◆ **Activity**
Count each line below that has "screenshot" anywhere in it. Answer with the total alone.

··········

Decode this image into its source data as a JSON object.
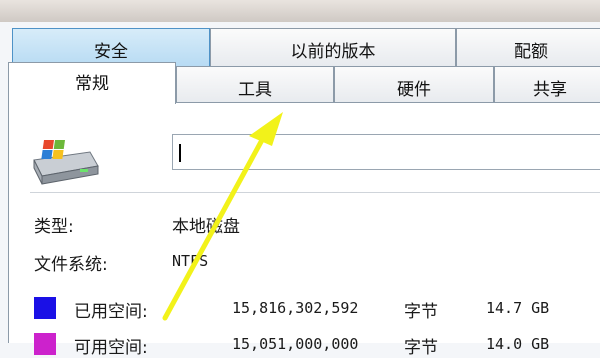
{
  "tabs_row1": [
    {
      "label": "安全"
    },
    {
      "label": "以前的版本"
    },
    {
      "label": "配额"
    }
  ],
  "tabs_row2": [
    {
      "label": "常规"
    },
    {
      "label": "工具"
    },
    {
      "label": "硬件"
    },
    {
      "label": "共享"
    }
  ],
  "general": {
    "name_value": "",
    "type_label": "类型:",
    "type_value": "本地磁盘",
    "fs_label": "文件系统:",
    "fs_value": "NTFS",
    "used_label": "已用空间:",
    "used_bytes": "15,816,302,592",
    "used_unit": "字节",
    "used_size": "14.7 GB",
    "free_label": "可用空间:",
    "free_bytes": "15,051,000,000",
    "free_unit": "字节",
    "free_size": "14.0 GB"
  },
  "colors": {
    "used_swatch": "#1a10e6",
    "free_swatch": "#cc22cc",
    "arrow": "#f2f21a",
    "tab_hover": "#b6daf3"
  },
  "icons": {
    "drive": "hard-drive-windows-icon"
  }
}
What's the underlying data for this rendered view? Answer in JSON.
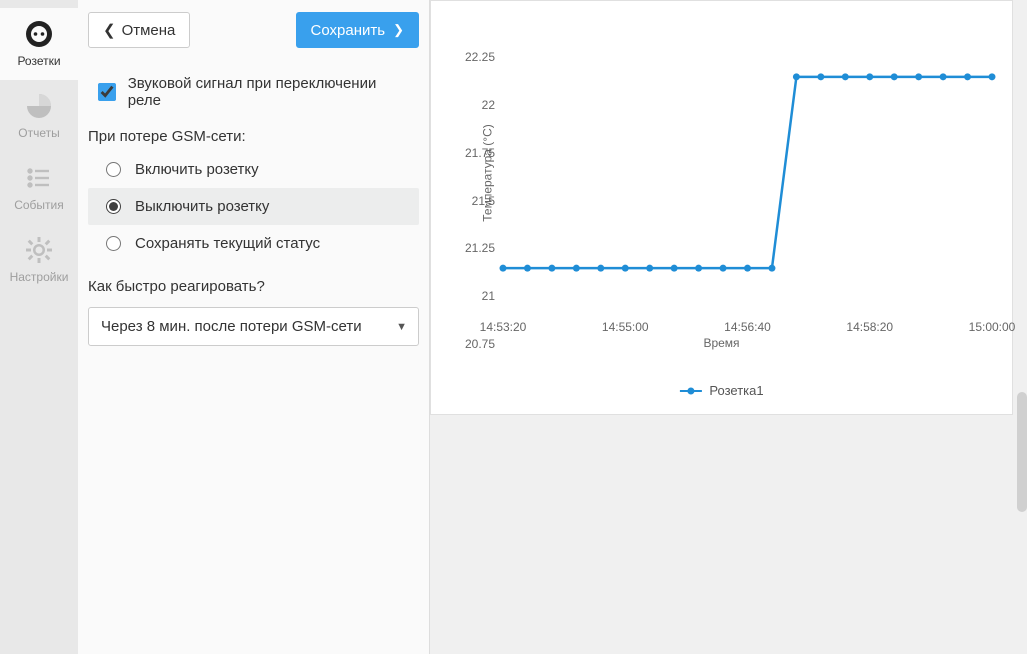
{
  "sidebar": {
    "items": [
      {
        "label": "Розетки",
        "icon": "socket"
      },
      {
        "label": "Отчеты",
        "icon": "pie"
      },
      {
        "label": "События",
        "icon": "list"
      },
      {
        "label": "Настройки",
        "icon": "gear"
      }
    ]
  },
  "toolbar": {
    "cancel_label": "Отмена",
    "save_label": "Сохранить"
  },
  "settings": {
    "sound_checkbox_label": "Звуковой сигнал при переключении реле",
    "sound_checkbox_checked": true,
    "gsm_loss_label": "При потере GSM-сети:",
    "gsm_options": [
      {
        "label": "Включить розетку",
        "value": "on",
        "selected": false
      },
      {
        "label": "Выключить розетку",
        "value": "off",
        "selected": true
      },
      {
        "label": "Сохранять текущий статус",
        "value": "keep",
        "selected": false
      }
    ],
    "reaction_label": "Как быстро реагировать?",
    "reaction_selected": "Через 8 мин. после потери GSM-сети"
  },
  "chart_data": {
    "type": "line",
    "ylabel": "Температура (°C)",
    "xlabel": "Время",
    "legend": "Розетка1",
    "ylim": [
      20.75,
      22.25
    ],
    "y_ticks": [
      "22.25",
      "22",
      "21.75",
      "21.5",
      "21.25",
      "21",
      "20.75"
    ],
    "x_ticks": [
      "14:53:20",
      "14:55:00",
      "14:56:40",
      "14:58:20",
      "15:00:00"
    ],
    "x": [
      "14:53:20",
      "14:53:40",
      "14:54:00",
      "14:54:20",
      "14:54:40",
      "14:55:00",
      "14:55:20",
      "14:55:40",
      "14:56:00",
      "14:56:20",
      "14:56:40",
      "14:57:00",
      "14:57:20",
      "14:57:40",
      "14:58:00",
      "14:58:20",
      "14:58:40",
      "14:59:00",
      "14:59:20",
      "14:59:40",
      "15:00:00"
    ],
    "series": [
      {
        "name": "Розетка1",
        "color": "#1f8dd6",
        "values": [
          21,
          21,
          21,
          21,
          21,
          21,
          21,
          21,
          21,
          21,
          21,
          21,
          22,
          22,
          22,
          22,
          22,
          22,
          22,
          22,
          22
        ]
      }
    ]
  }
}
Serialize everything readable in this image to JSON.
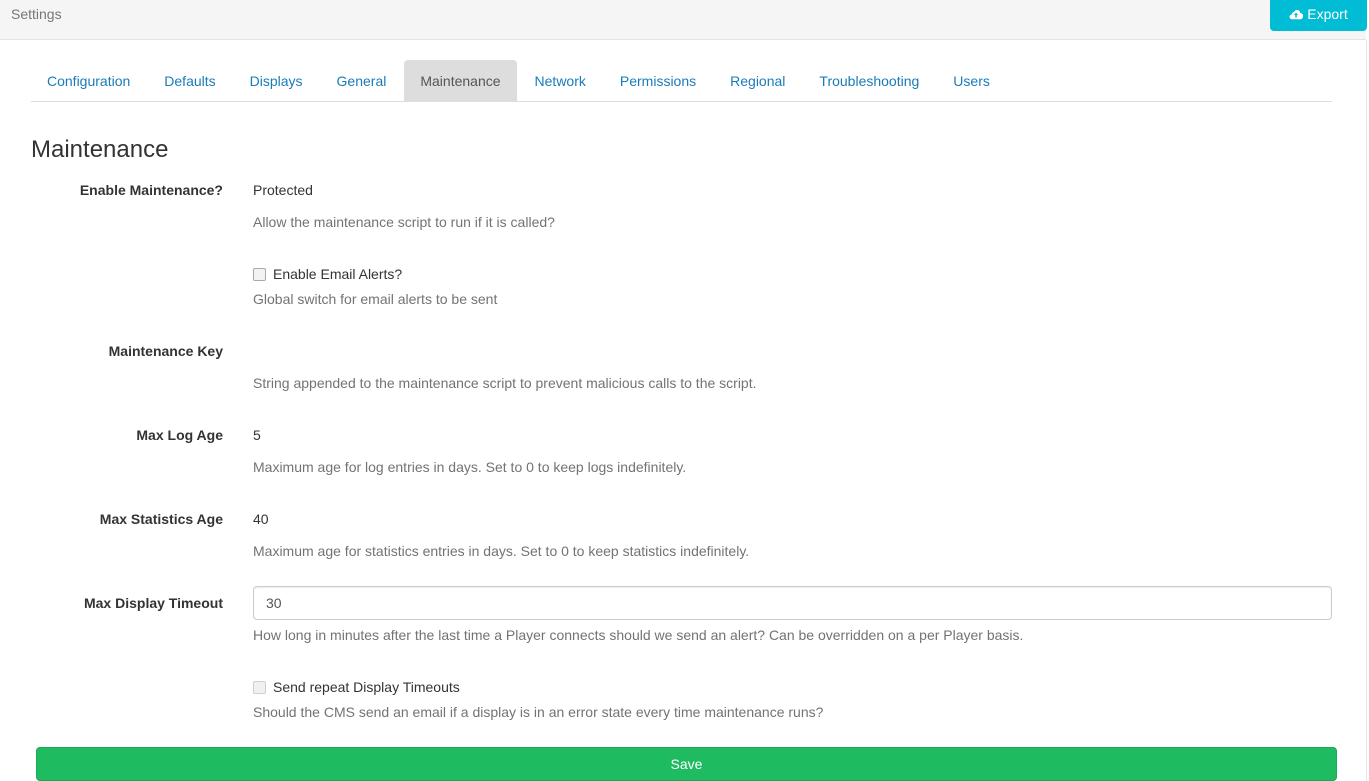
{
  "header": {
    "title": "Settings",
    "export_label": "Export",
    "export_icon": "cloud-upload-icon"
  },
  "tabs": [
    {
      "label": "Configuration",
      "active": false
    },
    {
      "label": "Defaults",
      "active": false
    },
    {
      "label": "Displays",
      "active": false
    },
    {
      "label": "General",
      "active": false
    },
    {
      "label": "Maintenance",
      "active": true
    },
    {
      "label": "Network",
      "active": false
    },
    {
      "label": "Permissions",
      "active": false
    },
    {
      "label": "Regional",
      "active": false
    },
    {
      "label": "Troubleshooting",
      "active": false
    },
    {
      "label": "Users",
      "active": false
    }
  ],
  "section": {
    "title": "Maintenance",
    "enable_maintenance": {
      "label": "Enable Maintenance?",
      "value": "Protected",
      "help": "Allow the maintenance script to run if it is called?"
    },
    "email_alerts": {
      "label": "Enable Email Alerts?",
      "checked": false,
      "help": "Global switch for email alerts to be sent"
    },
    "maintenance_key": {
      "label": "Maintenance Key",
      "value": "",
      "help": "String appended to the maintenance script to prevent malicious calls to the script."
    },
    "max_log_age": {
      "label": "Max Log Age",
      "value": "5",
      "help": "Maximum age for log entries in days. Set to 0 to keep logs indefinitely."
    },
    "max_statistics_age": {
      "label": "Max Statistics Age",
      "value": "40",
      "help": "Maximum age for statistics entries in days. Set to 0 to keep statistics indefinitely."
    },
    "max_display_timeout": {
      "label": "Max Display Timeout",
      "value": "30",
      "help": "How long in minutes after the last time a Player connects should we send an alert? Can be overridden on a per Player basis."
    },
    "repeat_timeouts": {
      "label": "Send repeat Display Timeouts",
      "checked": false,
      "disabled": true,
      "help": "Should the CMS send an email if a display is in an error state every time maintenance runs?"
    }
  },
  "footer": {
    "save_label": "Save"
  },
  "colors": {
    "export_button": "#00bcd4",
    "save_button": "#1fbb61",
    "tab_link": "#1a7bb9",
    "active_tab_bg": "#dddddd"
  }
}
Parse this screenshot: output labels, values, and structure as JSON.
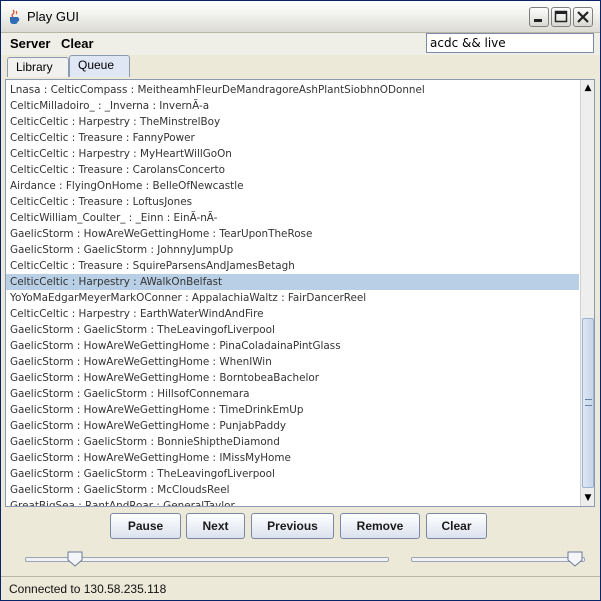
{
  "window": {
    "title": "Play GUI"
  },
  "menu": {
    "server": "Server",
    "clear": "Clear"
  },
  "search": {
    "value": "acdc && live"
  },
  "tabs": [
    {
      "label": "Library",
      "selected": false
    },
    {
      "label": "Queue",
      "selected": true
    }
  ],
  "queue": {
    "items": [
      "Lnasa : CelticCompass : MeitheamhFleurDeMandragoreAshPlantSiobhnODonnel",
      "CelticMilladoiro_ : _Inverna : InvernÃ-a",
      "CelticCeltic : Harpestry : TheMinstrelBoy",
      "CelticCeltic : Treasure : FannyPower",
      "CelticCeltic : Harpestry : MyHeartWillGoOn",
      "CelticCeltic : Treasure : CarolansConcerto",
      "Airdance : FlyingOnHome : BelleOfNewcastle",
      "CelticCeltic : Treasure : LoftusJones",
      "CelticWilliam_Coulter_ : _Einn : EinÃ-nÃ-",
      "GaelicStorm : HowAreWeGettingHome : TearUponTheRose",
      "GaelicStorm : GaelicStorm : JohnnyJumpUp",
      "CelticCeltic : Treasure : SquireParsensAndJamesBetagh",
      "CelticCeltic : Harpestry : AWalkOnBelfast",
      "YoYoMaEdgarMeyerMarkOConner : AppalachiaWaltz : FairDancerReel",
      "CelticCeltic : Harpestry : EarthWaterWindAndFire",
      "GaelicStorm : GaelicStorm : TheLeavingofLiverpool",
      "GaelicStorm : HowAreWeGettingHome : PinaColadainaPintGlass",
      "GaelicStorm : HowAreWeGettingHome : WhenIWin",
      "GaelicStorm : HowAreWeGettingHome : BorntobeaBachelor",
      "GaelicStorm : GaelicStorm : HillsofConnemara",
      "GaelicStorm : HowAreWeGettingHome : TimeDrinkEmUp",
      "GaelicStorm : HowAreWeGettingHome : PunjabPaddy",
      "GaelicStorm : GaelicStorm : BonnieShiptheDiamond",
      "GaelicStorm : HowAreWeGettingHome : IMissMyHome",
      "GaelicStorm : GaelicStorm : TheLeavingofLiverpool",
      "GaelicStorm : GaelicStorm : McCloudsReel",
      "GreatBigSea : RantAndRoar : GeneralTaylor"
    ],
    "selected_index": 12
  },
  "buttons": {
    "pause": "Pause",
    "next": "Next",
    "previous": "Previous",
    "remove": "Remove",
    "clear": "Clear"
  },
  "status": {
    "text": "Connected to 130.58.235.118"
  },
  "colors": {
    "selection": "#b8cfe5",
    "accent": "#0a246a",
    "close_button": "#d6442e"
  }
}
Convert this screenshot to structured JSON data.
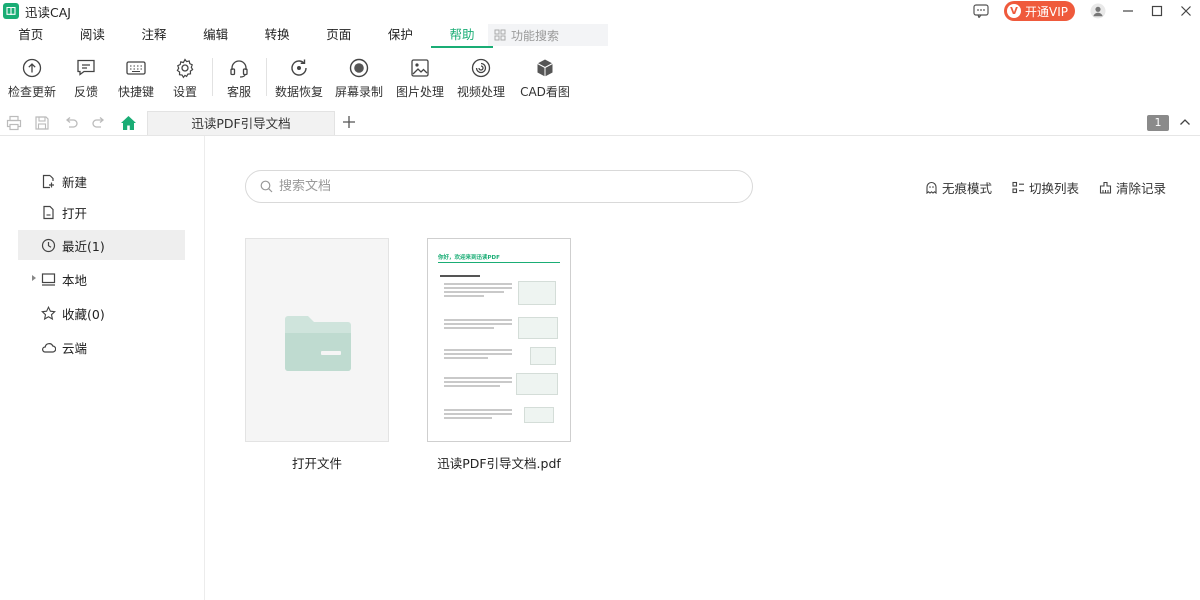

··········

◆ **Response to this exercise**
2